Go through the records below and copy out every line that contains the word "placeholder".

(Dataset rows for apps and sites)
★ ★ ★ ★ ★ ★ ★

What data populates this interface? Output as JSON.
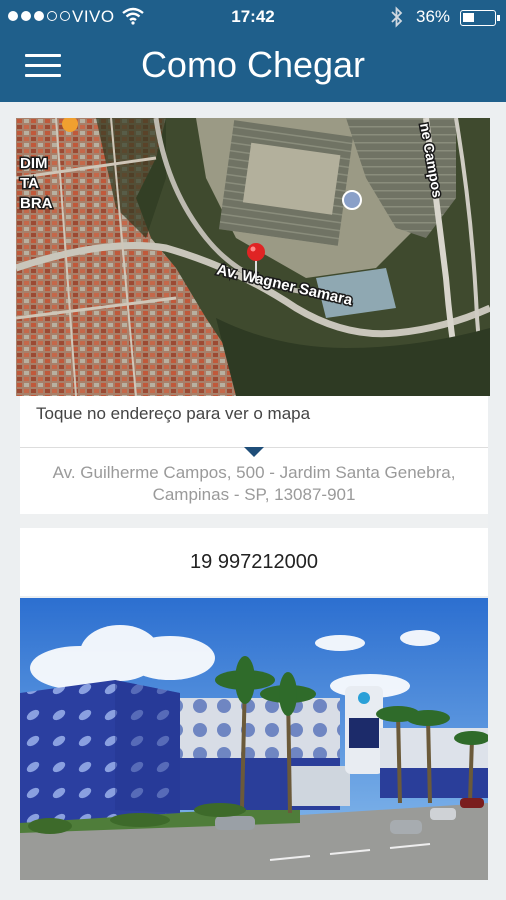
{
  "status_bar": {
    "carrier": "VIVO",
    "time": "17:42",
    "battery_percent": "36%",
    "signal_bars": 3,
    "signal_total": 5,
    "battery_level": 0.36,
    "icons": [
      "signal-icon",
      "wifi-icon",
      "bluetooth-icon",
      "battery-icon"
    ]
  },
  "header": {
    "title": "Como Chegar",
    "menu_icon": "hamburger-menu-icon",
    "background_color": "#1f5f8b"
  },
  "map": {
    "road_labels": [
      "Av. Wagner Samara",
      "ne Campos"
    ],
    "district_labels": [
      "DIM",
      "TA",
      "BRA"
    ],
    "pin_icon": "map-pin-icon",
    "pin_color": "#e02424"
  },
  "address_card": {
    "hint": "Toque no endereço para ver o mapa",
    "address_line1": "Av. Guilherme Campos, 500 - Jardim Santa Genebra,",
    "address_line2": "Campinas - SP, 13087-901"
  },
  "phone": {
    "number": "19 997212000"
  }
}
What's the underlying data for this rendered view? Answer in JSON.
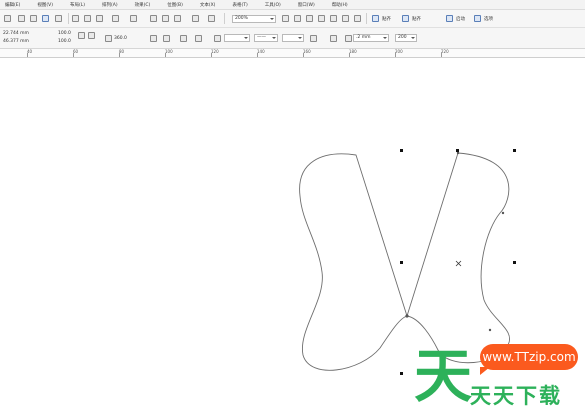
{
  "menubar": {
    "items": [
      "编辑(E)",
      "视图(V)",
      "布局(L)",
      "排列(A)",
      "效果(C)",
      "位图(B)",
      "文本(X)",
      "表格(T)",
      "工具(O)",
      "窗口(W)",
      "帮助(H)"
    ]
  },
  "toolbar": {
    "zoom_value": "200%",
    "snap_label": "贴齐",
    "dynamic_guides_label": "贴齐",
    "launch_label": "启动",
    "options_label": "选项"
  },
  "property_bar": {
    "x_value": "22.744 mm",
    "y_value": "46.377 mm",
    "width_percent": "100.0",
    "height_percent": "100.0",
    "rotation_value": "360.0",
    "outline_width": ".2 mm",
    "line_style_value": "——",
    "end_value": "200"
  },
  "ruler": {
    "labels": [
      "40",
      "60",
      "80",
      "100",
      "120",
      "140",
      "160",
      "180",
      "200",
      "220"
    ]
  },
  "watermark": {
    "brand_char": "天",
    "url_text": "www.TTzip.com",
    "site_name": "天天下载"
  },
  "colors": {
    "watermark_green": "#2db15a",
    "watermark_orange": "#fb5a1e"
  }
}
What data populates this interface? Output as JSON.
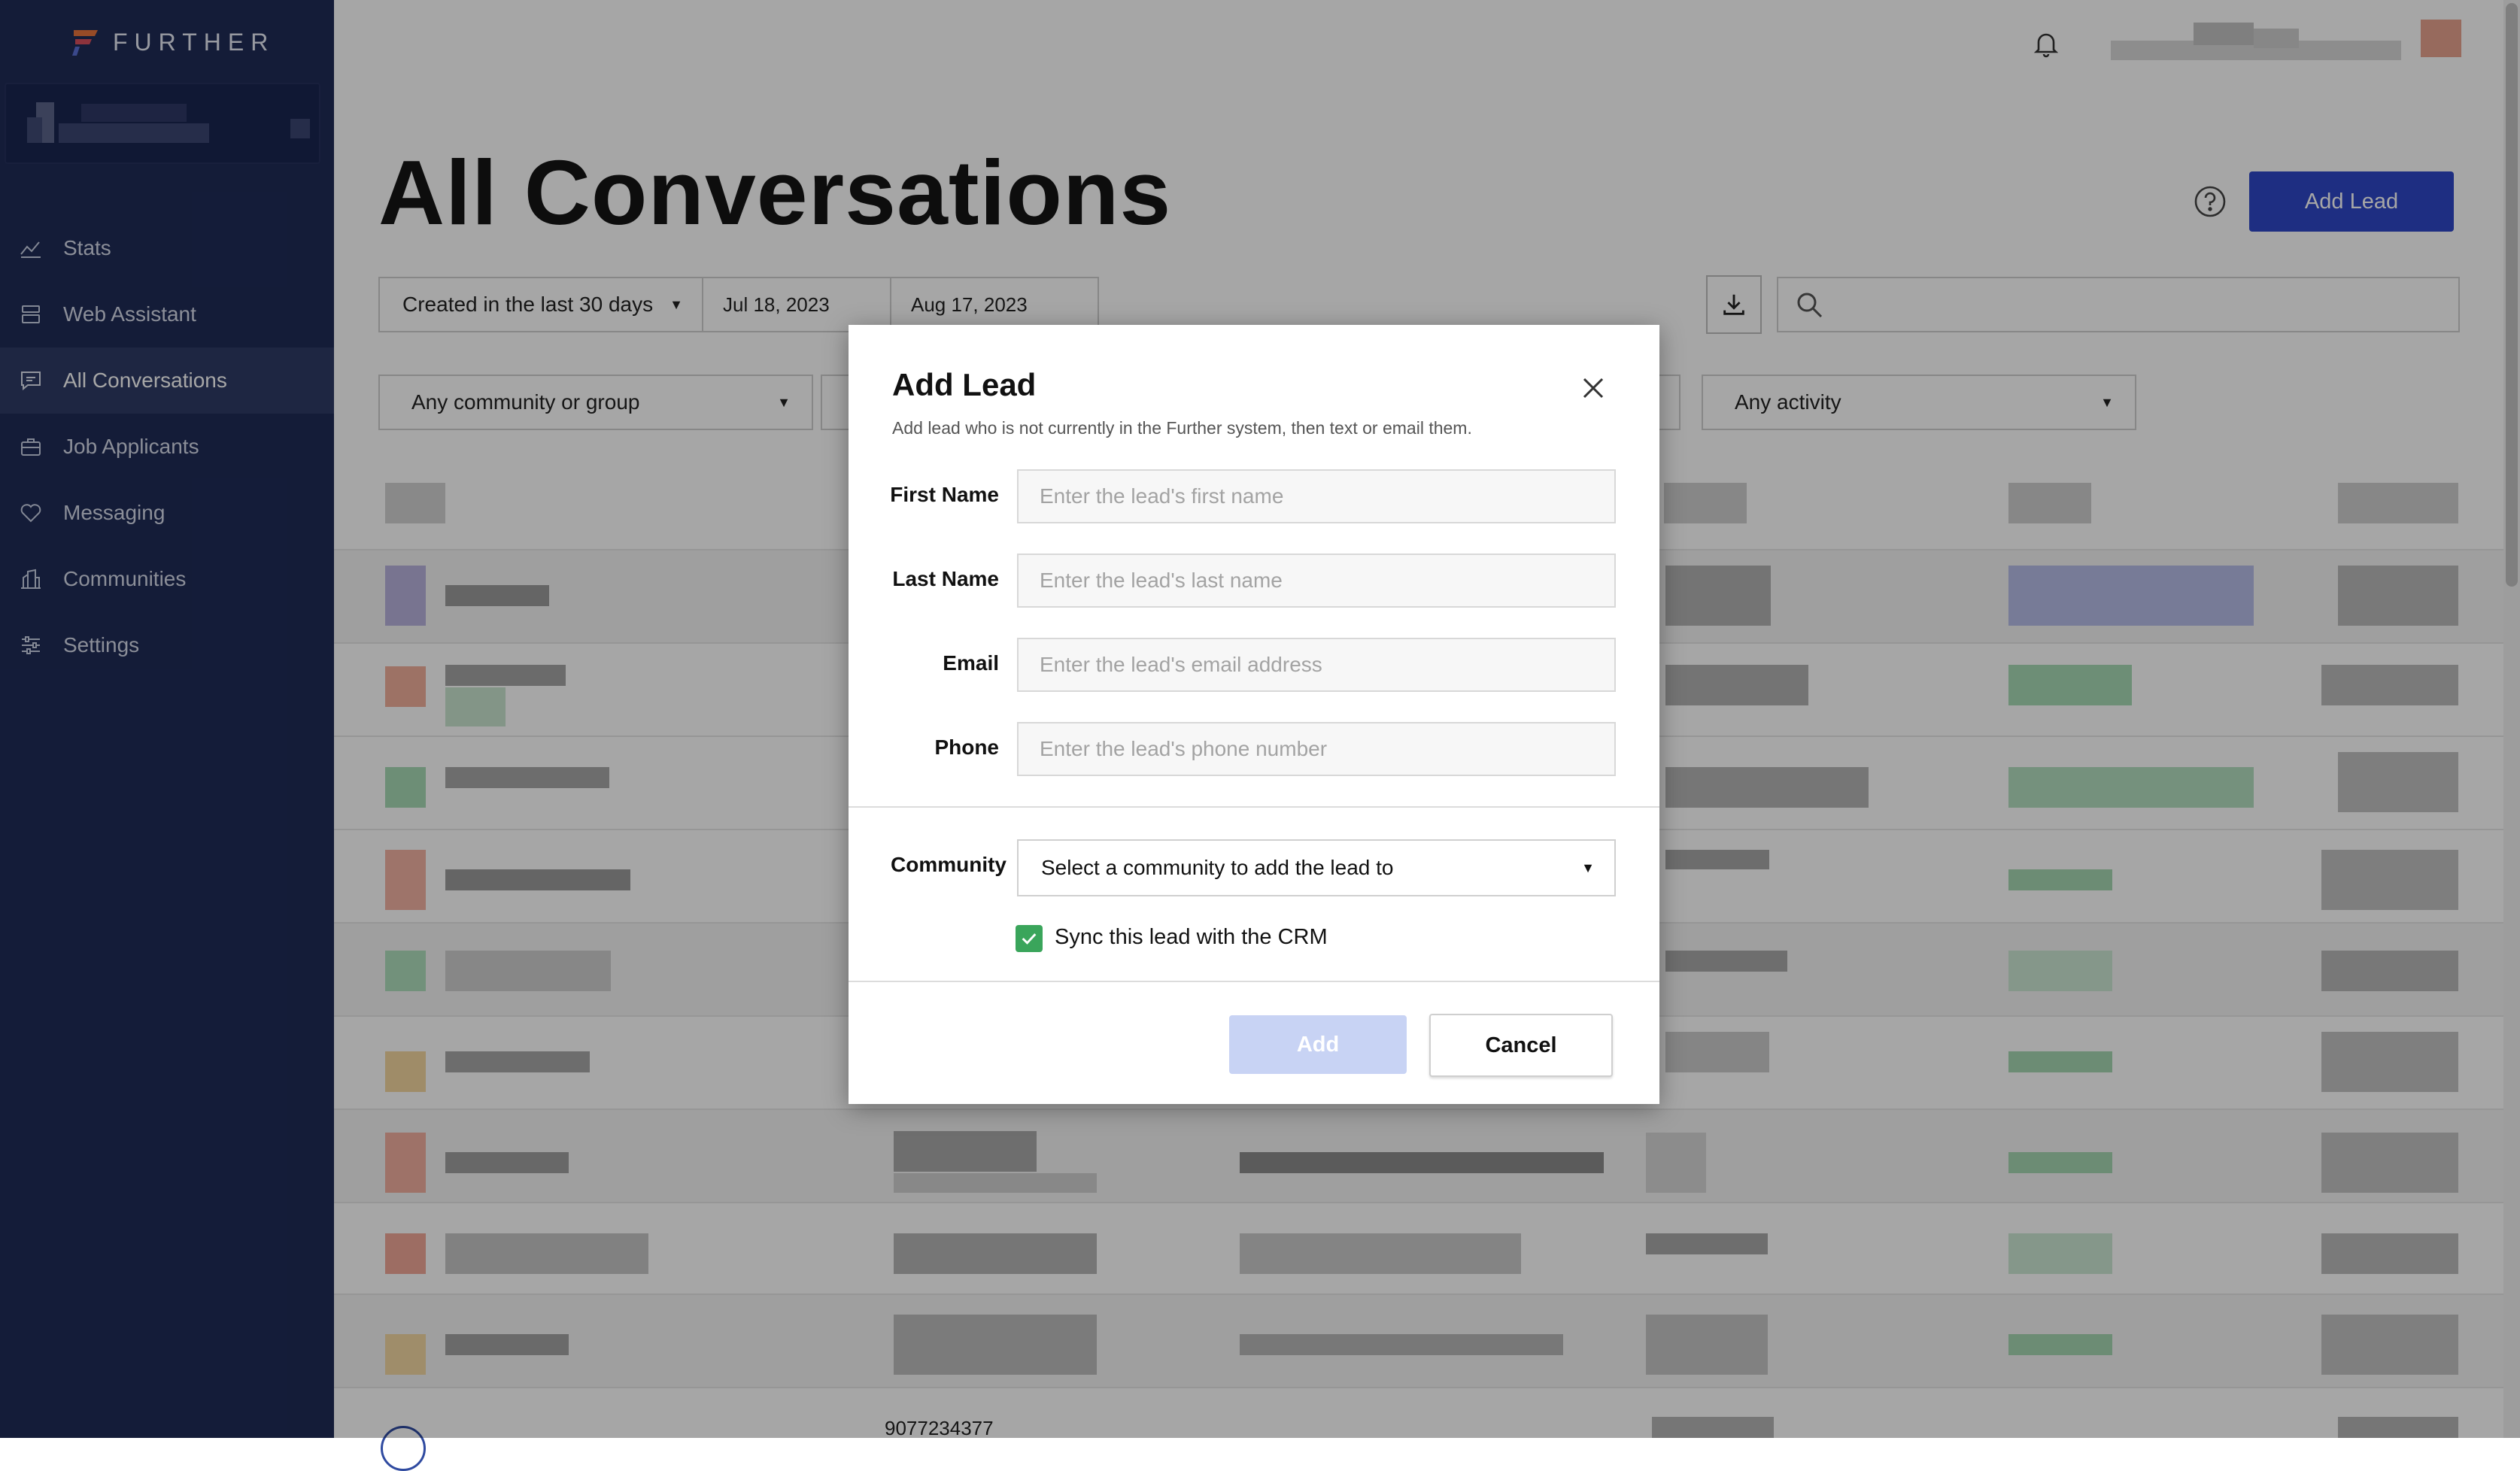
{
  "sidebar": {
    "brand": "FURTHER",
    "items": [
      {
        "label": "Stats",
        "icon": "stats-icon"
      },
      {
        "label": "Web Assistant",
        "icon": "web-assistant-icon"
      },
      {
        "label": "All Conversations",
        "icon": "conversations-icon",
        "active": true
      },
      {
        "label": "Job Applicants",
        "icon": "briefcase-icon"
      },
      {
        "label": "Messaging",
        "icon": "heart-icon"
      },
      {
        "label": "Communities",
        "icon": "building-icon"
      },
      {
        "label": "Settings",
        "icon": "sliders-icon"
      }
    ]
  },
  "header": {
    "title": "All Conversations",
    "add_lead_label": "Add Lead"
  },
  "filters": {
    "date_range": "Created in the last 30 days",
    "start_date": "Jul 18, 2023",
    "end_date": "Aug 17, 2023",
    "community": "Any community or group",
    "activity": "Any activity"
  },
  "table": {
    "partial_phone": "9077234377"
  },
  "modal": {
    "title": "Add Lead",
    "subtitle": "Add lead who is not currently in the Further system, then text or email them.",
    "fields": {
      "first_name": {
        "label": "First Name",
        "placeholder": "Enter the lead's first name"
      },
      "last_name": {
        "label": "Last Name",
        "placeholder": "Enter the lead's last name"
      },
      "email": {
        "label": "Email",
        "placeholder": "Enter the lead's email address"
      },
      "phone": {
        "label": "Phone",
        "placeholder": "Enter the lead's phone number"
      }
    },
    "community_label": "Community",
    "community_select": "Select a community to add the lead to",
    "sync_label": "Sync this lead with the CRM",
    "sync_checked": true,
    "add_button": "Add",
    "cancel_button": "Cancel"
  },
  "colors": {
    "sidebar_bg": "#1f2b57",
    "primary": "#2e48c8",
    "check": "#3aa55b",
    "disabled_button": "#c8d3f4"
  }
}
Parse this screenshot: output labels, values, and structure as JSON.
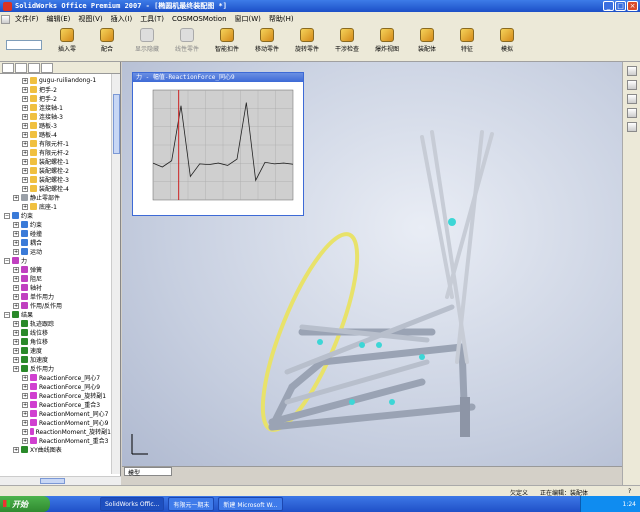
{
  "window": {
    "title": "SolidWorks Office Premium 2007 - [椭圆机最终装配图 *]"
  },
  "menu": [
    "文件(F)",
    "编辑(E)",
    "视图(V)",
    "插入(I)",
    "工具(T)",
    "COSMOSMotion",
    "窗口(W)",
    "帮助(H)"
  ],
  "toolbar": {
    "items": [
      {
        "label": "插入零",
        "disabled": false
      },
      {
        "label": "配合",
        "disabled": false
      },
      {
        "label": "显示隐藏",
        "disabled": true
      },
      {
        "label": "线性零件",
        "disabled": true
      },
      {
        "label": "智能扣件",
        "disabled": false
      },
      {
        "label": "移动零件",
        "disabled": false
      },
      {
        "label": "旋转零件",
        "disabled": false
      },
      {
        "label": "干涉检查",
        "disabled": false
      },
      {
        "label": "爆炸视图",
        "disabled": false
      },
      {
        "label": "装配体",
        "disabled": false
      },
      {
        "label": "特征",
        "disabled": false
      },
      {
        "label": "模拟",
        "disabled": false
      }
    ]
  },
  "tree": {
    "items": [
      {
        "label": "gugu-ruiliandong-1",
        "depth": 2,
        "color": "#f0c040"
      },
      {
        "label": "把手-2",
        "depth": 2,
        "color": "#f0c040"
      },
      {
        "label": "把手-2",
        "depth": 2,
        "color": "#f0c040"
      },
      {
        "label": "连接轴-1",
        "depth": 2,
        "color": "#f0c040"
      },
      {
        "label": "连接轴-3",
        "depth": 2,
        "color": "#f0c040"
      },
      {
        "label": "踏板-3",
        "depth": 2,
        "color": "#f0c040"
      },
      {
        "label": "踏板-4",
        "depth": 2,
        "color": "#f0c040"
      },
      {
        "label": "有限元杆-1",
        "depth": 2,
        "color": "#f0c040"
      },
      {
        "label": "有限元杆-2",
        "depth": 2,
        "color": "#f0c040"
      },
      {
        "label": "装配螺栓-1",
        "depth": 2,
        "color": "#f0c040"
      },
      {
        "label": "装配螺栓-2",
        "depth": 2,
        "color": "#f0c040"
      },
      {
        "label": "装配螺栓-3",
        "depth": 2,
        "color": "#f0c040"
      },
      {
        "label": "装配螺栓-4",
        "depth": 2,
        "color": "#f0c040"
      },
      {
        "label": "静止零部件",
        "depth": 1,
        "color": "#9aa0a8"
      },
      {
        "label": "底座-1",
        "depth": 2,
        "color": "#f0c040"
      },
      {
        "label": "约束",
        "depth": 0,
        "color": "#3b7bd8"
      },
      {
        "label": "约束",
        "depth": 1,
        "color": "#3b7bd8"
      },
      {
        "label": "碰撞",
        "depth": 1,
        "color": "#3b7bd8"
      },
      {
        "label": "耦合",
        "depth": 1,
        "color": "#3b7bd8"
      },
      {
        "label": "运动",
        "depth": 1,
        "color": "#3b7bd8"
      },
      {
        "label": "力",
        "depth": 0,
        "color": "#c040c0"
      },
      {
        "label": "弹簧",
        "depth": 1,
        "color": "#c040c0"
      },
      {
        "label": "阻尼",
        "depth": 1,
        "color": "#c040c0"
      },
      {
        "label": "轴衬",
        "depth": 1,
        "color": "#c040c0"
      },
      {
        "label": "单作用力",
        "depth": 1,
        "color": "#c040c0"
      },
      {
        "label": "作用/反作用",
        "depth": 1,
        "color": "#c040c0"
      },
      {
        "label": "结果",
        "depth": 0,
        "color": "#2a8a2a"
      },
      {
        "label": "轨迹跟踪",
        "depth": 1,
        "color": "#2a8a2a"
      },
      {
        "label": "线位移",
        "depth": 1,
        "color": "#2a8a2a"
      },
      {
        "label": "角位移",
        "depth": 1,
        "color": "#2a8a2a"
      },
      {
        "label": "速度",
        "depth": 1,
        "color": "#2a8a2a"
      },
      {
        "label": "加速度",
        "depth": 1,
        "color": "#2a8a2a"
      },
      {
        "label": "反作用力",
        "depth": 1,
        "color": "#2a8a2a"
      },
      {
        "label": "ReactionForce_同心7",
        "depth": 2,
        "color": "#d040d0"
      },
      {
        "label": "ReactionForce_同心9",
        "depth": 2,
        "color": "#d040d0"
      },
      {
        "label": "ReactionForce_旋转副1",
        "depth": 2,
        "color": "#d040d0"
      },
      {
        "label": "ReactionForce_重合3",
        "depth": 2,
        "color": "#d040d0"
      },
      {
        "label": "ReactionMoment_同心7",
        "depth": 2,
        "color": "#d040d0"
      },
      {
        "label": "ReactionMoment_同心9",
        "depth": 2,
        "color": "#d040d0"
      },
      {
        "label": "ReactionMoment_旋转副1",
        "depth": 2,
        "color": "#d040d0"
      },
      {
        "label": "ReactionMoment_重合3",
        "depth": 2,
        "color": "#d040d0"
      },
      {
        "label": "XY曲线图表",
        "depth": 1,
        "color": "#2a8a2a"
      }
    ]
  },
  "plot": {
    "title": "力 - 幅值-ReactionForce_同心9",
    "line_color": "#222222",
    "marker_color": "#cc2222"
  },
  "chart_data": {
    "type": "line",
    "title": "",
    "xlabel": "",
    "ylabel": "",
    "x": [
      0,
      0.2,
      0.4,
      0.6,
      0.8,
      1.0,
      1.2,
      1.4,
      1.6,
      1.8,
      2.0,
      2.2,
      2.4,
      2.6,
      2.8,
      3.0
    ],
    "values": [
      470,
      420,
      500,
      1200,
      300,
      460,
      450,
      470,
      440,
      520,
      1240,
      250,
      480,
      460,
      470,
      455
    ],
    "ylim": [
      0,
      1400
    ],
    "xlim": [
      0,
      3
    ],
    "grid": true
  },
  "viewport": {
    "tab_label": "模型"
  },
  "status": {
    "left": "欠定义",
    "middle": "正在编辑：装配体",
    "right": "?"
  },
  "taskbar": {
    "start_label": "开始",
    "tasks": [
      "SolidWorks Offic...",
      "有限元一期末",
      "新建 Microsoft W..."
    ],
    "clock": "1:24"
  }
}
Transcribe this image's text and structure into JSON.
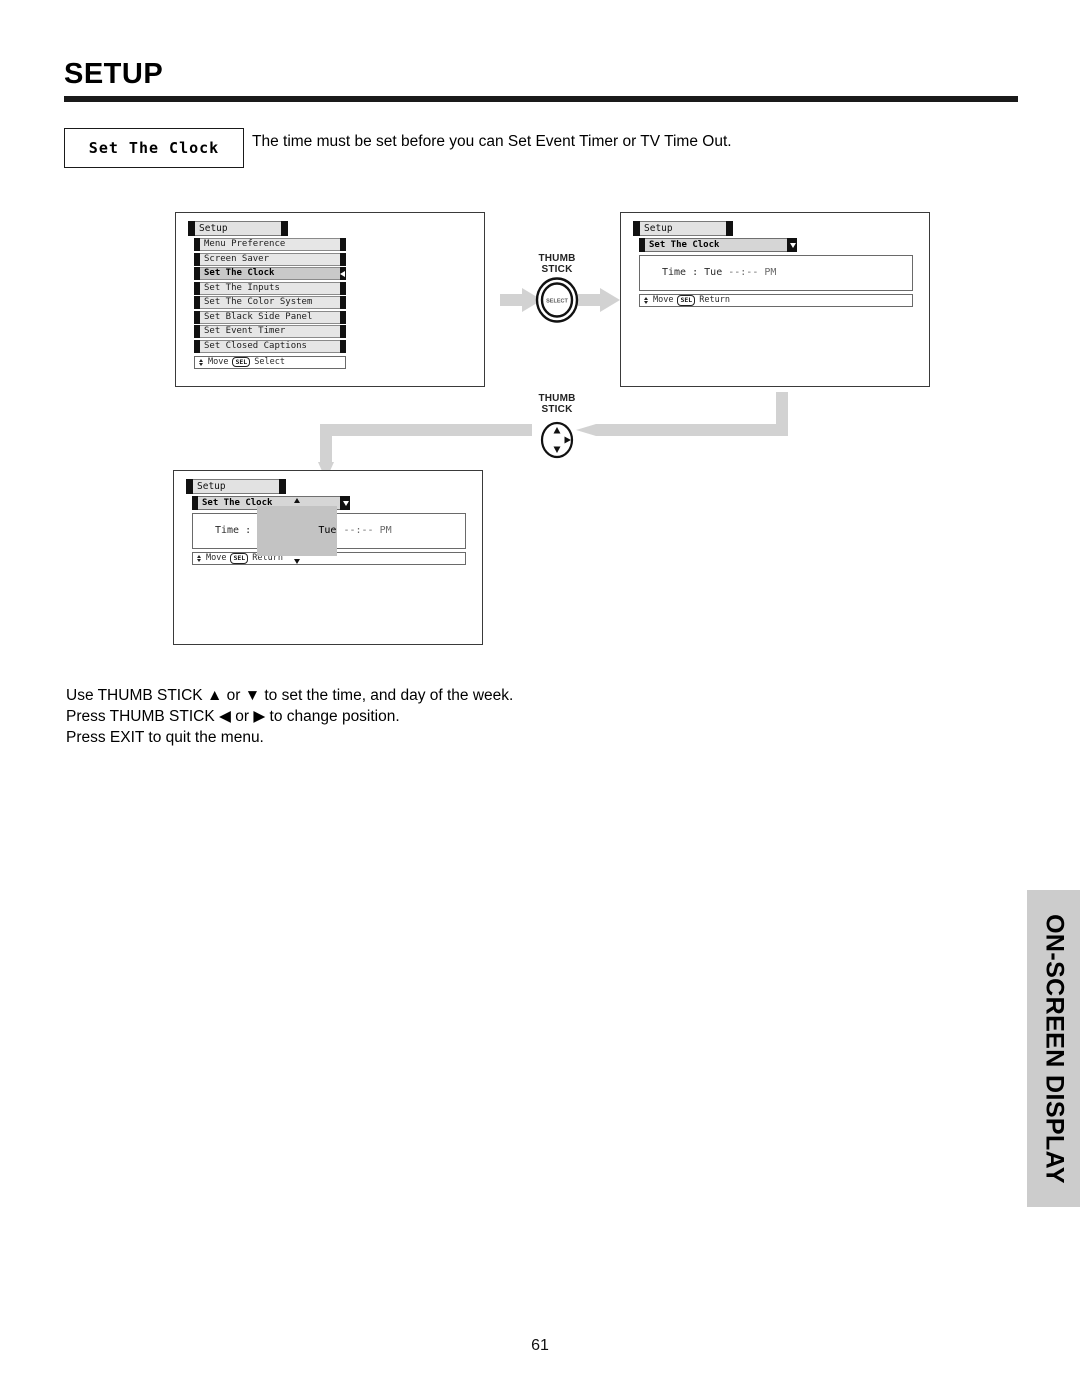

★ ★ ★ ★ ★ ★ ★

Solution for this exercise =
        "placeholder": "Enter the lead's first name"
        "placeholder": "Enter the lead's last name"
        "placeholder": "Enter the lead's email address"
        "placeholder": "Enter the lead's phone number"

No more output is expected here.